Scan the data below for the string "Clear". Show every line where it turns up.
=== Task input ===
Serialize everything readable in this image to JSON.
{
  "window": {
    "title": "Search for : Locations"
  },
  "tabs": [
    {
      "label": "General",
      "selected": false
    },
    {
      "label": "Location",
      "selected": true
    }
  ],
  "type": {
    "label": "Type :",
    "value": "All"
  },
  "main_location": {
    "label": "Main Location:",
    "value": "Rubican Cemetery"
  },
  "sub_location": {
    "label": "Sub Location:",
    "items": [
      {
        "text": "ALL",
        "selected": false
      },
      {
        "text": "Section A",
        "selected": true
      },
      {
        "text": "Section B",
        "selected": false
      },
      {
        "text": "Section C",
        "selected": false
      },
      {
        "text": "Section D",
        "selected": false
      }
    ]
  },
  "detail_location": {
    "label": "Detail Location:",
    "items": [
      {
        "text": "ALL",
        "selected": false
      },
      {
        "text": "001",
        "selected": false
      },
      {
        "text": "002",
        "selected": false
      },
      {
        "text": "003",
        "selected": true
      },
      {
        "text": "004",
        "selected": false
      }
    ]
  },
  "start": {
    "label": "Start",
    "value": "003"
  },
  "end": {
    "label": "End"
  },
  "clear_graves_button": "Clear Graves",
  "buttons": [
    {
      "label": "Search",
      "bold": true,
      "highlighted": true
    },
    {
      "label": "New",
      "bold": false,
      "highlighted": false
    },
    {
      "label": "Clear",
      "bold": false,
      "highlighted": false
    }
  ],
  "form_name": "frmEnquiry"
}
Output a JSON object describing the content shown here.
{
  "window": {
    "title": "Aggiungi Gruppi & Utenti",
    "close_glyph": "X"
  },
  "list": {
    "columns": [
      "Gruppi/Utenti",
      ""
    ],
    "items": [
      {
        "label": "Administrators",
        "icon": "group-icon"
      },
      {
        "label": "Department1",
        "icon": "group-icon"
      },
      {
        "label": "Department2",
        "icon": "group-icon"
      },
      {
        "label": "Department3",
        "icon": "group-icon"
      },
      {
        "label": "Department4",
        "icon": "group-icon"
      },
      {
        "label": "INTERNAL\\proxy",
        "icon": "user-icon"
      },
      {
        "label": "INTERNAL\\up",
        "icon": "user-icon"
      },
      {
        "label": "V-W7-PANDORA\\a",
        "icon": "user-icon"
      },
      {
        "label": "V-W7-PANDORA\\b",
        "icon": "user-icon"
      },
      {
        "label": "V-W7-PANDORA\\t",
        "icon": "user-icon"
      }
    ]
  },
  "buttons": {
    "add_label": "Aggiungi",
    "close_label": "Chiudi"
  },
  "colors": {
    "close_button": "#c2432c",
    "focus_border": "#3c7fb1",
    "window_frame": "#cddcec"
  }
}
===
-- Reply --
  "clear_graves_button": "Clear Graves",
      "label": "Clear",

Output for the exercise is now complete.